Once you’ve moved into your home, it’s time to brainstorm ways to make your new most valuable asset even more valuable. That means thinking about your equity. In a nutshell, home equity is the amount of your house that you actually own–meaning the home’s market value minus the balance of your mortgage loan.
You’ll have to work your way up to building home equity; at the beginning of your mortgage, more of each monthly payment will go toward interest than principal, which won’t contribute much to equity. However, as times goes on, you’ll build equity as more of each monthly payment goes toward principal. The more equity you have, the more you’ll benefit in the long run: when you decide to sell your home, equity is the amount of money you’ll have left after the sale.
Paying Off Your Debt, Well, Pays Off
Decreasing debt is one way to build home equity, and that means the terms of your mortgage loan play a big role. For instance, choosing a mortgage loan with a 15-year term will allow you to pay off your debt faster, and thus build equity sooner. However, the monthly payments will be higher than those for a mortgage loan with, say, a 30-year term, so be sure you can budget accordingly.
To build home equity even faster, you might consider paying a little extra each month; even if it’s just a dollar or two added to your monthly payment, it can really add up. And, if you can swing it, making one extra mortgage payment per year can also pay real dividends.
Boost Property Value to Build Home Equity
In addition to decreasing debt, increasing property value is a key way to build equity. And, since equity depends on your home’s value, the housing market can have a huge impact. For example, if the market spikes, so will your property value. Of course, that’s a luck-on-your-side kind of situation.
If you don’t want to trust your luck in the housing market, you can still increase property value with strategic home improvement. It’s a win-win: the updates will make your house more comfortable, and they’ll build equity. However, you don’t have to do something drastic like a full kitchen remodel; you can make easier, strategic equity-building updates. After all, some of the easiest–and cheapest–home improvement projects come with the biggest ROI. You’ll get solid bang for your buck by simply decluttering your house, replacing broken light bulbs, cleaning windows and skylights, and doing some basic yard maintenance.
What Do I Do With All This Equity?
In the end, home equity has cash value. So if you sell your house, you’ll have money to spend. You can also put your equity toward purchasing your next home, which means you could be able to size up or take out a smaller mortgage than the first time around.

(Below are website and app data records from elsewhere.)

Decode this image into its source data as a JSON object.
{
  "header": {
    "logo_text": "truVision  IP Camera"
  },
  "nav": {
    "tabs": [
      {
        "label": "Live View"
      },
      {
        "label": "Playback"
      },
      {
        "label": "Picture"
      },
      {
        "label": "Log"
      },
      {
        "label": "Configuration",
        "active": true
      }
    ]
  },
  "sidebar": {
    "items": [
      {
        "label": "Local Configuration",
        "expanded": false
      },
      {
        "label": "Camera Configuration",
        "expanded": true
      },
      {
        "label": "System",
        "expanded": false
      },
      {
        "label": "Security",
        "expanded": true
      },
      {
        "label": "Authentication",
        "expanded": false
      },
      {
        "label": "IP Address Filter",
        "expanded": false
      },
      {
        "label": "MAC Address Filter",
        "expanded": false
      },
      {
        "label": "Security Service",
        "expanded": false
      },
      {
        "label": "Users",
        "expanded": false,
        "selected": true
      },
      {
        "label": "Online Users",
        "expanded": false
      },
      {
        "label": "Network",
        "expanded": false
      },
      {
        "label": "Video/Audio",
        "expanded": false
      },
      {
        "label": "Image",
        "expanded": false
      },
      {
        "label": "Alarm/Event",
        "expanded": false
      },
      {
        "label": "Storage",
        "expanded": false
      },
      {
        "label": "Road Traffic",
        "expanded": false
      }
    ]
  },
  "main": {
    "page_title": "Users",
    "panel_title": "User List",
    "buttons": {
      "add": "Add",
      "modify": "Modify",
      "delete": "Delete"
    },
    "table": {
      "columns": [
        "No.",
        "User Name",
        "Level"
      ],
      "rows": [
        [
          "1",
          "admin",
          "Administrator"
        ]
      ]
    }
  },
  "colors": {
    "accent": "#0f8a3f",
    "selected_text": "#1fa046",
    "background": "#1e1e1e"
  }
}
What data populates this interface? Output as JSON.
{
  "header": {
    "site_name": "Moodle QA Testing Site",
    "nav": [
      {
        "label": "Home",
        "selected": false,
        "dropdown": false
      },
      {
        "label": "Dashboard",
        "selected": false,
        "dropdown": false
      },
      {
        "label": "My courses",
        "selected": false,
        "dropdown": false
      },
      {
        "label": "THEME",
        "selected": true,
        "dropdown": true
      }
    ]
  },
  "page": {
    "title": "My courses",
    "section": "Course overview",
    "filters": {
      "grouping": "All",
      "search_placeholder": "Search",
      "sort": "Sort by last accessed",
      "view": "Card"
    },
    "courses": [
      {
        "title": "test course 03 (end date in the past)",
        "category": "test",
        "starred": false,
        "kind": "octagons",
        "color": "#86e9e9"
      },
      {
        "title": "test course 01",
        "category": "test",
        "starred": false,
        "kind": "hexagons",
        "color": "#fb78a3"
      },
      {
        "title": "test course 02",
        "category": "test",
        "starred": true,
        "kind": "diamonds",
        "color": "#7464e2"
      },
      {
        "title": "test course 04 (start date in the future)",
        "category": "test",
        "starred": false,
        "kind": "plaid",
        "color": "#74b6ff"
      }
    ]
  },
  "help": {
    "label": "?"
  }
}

There’s also the option to tap your equity without selling your home. You can do so by refinancing and taking cash out. You can also open up a home equity line of credit, which is a lot like a credit card and lets you gradually withdraw funds. Though it may be tempting to spend the money on something fun like a new car, it’s best to save the money for emergencies; you might find yourself in a big financial hole if you don’t pay it back within five or 10 years. Or, if you’re thinking really long term, you could use your home equity to help fund your retirement. Some parents even fund their child’s college education with home equity.
Just think: a diploma made possible by a smart real estate investment. Isn’t homeownership an incredible thing?
Disclaimer: The above is provided for informational purposes only and should not be considered tax, savings, financial, or legal advice. Please consult your tax advisor. All calculations and information shown here are for illustrative purposes only. All third parties listed above are for demonstration purposes only and are not affiliated with LendingHome. All views and opinions expressed in this post belong to the individuals referenced. NMLS ID: 1125207 Terms, Privacy & Disclosures. Copyright LendingHome Corporation 2019.